◆ Task prompt: Below are records. Count every line containing the word "tipo" and give the number alone.

◆ Given entries:
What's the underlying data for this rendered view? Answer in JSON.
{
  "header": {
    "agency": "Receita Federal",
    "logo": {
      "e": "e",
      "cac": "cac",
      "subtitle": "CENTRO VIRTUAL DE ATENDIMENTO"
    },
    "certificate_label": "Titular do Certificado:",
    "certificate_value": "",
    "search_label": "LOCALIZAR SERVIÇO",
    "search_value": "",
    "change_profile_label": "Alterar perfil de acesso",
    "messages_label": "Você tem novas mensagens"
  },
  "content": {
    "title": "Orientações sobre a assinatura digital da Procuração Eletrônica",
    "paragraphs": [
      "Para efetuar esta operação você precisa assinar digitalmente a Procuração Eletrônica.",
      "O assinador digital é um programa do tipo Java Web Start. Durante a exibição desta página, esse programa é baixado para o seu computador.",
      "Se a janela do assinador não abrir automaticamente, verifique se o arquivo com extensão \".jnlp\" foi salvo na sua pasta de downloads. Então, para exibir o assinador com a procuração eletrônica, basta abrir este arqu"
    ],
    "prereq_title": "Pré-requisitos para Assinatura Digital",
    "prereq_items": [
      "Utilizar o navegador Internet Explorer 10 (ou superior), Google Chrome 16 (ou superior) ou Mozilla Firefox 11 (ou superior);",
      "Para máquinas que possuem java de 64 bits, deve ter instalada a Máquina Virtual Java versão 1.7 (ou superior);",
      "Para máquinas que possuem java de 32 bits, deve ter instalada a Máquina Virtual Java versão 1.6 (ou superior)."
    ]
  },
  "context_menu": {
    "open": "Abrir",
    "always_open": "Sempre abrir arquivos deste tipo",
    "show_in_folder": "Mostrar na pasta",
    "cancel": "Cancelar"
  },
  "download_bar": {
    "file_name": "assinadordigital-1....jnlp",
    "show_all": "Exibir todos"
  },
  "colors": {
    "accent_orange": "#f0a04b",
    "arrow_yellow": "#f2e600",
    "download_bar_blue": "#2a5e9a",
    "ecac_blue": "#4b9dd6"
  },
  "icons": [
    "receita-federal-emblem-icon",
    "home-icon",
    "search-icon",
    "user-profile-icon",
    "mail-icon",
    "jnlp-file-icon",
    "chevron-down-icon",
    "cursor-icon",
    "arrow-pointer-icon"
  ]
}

◆ Exercise answer: 2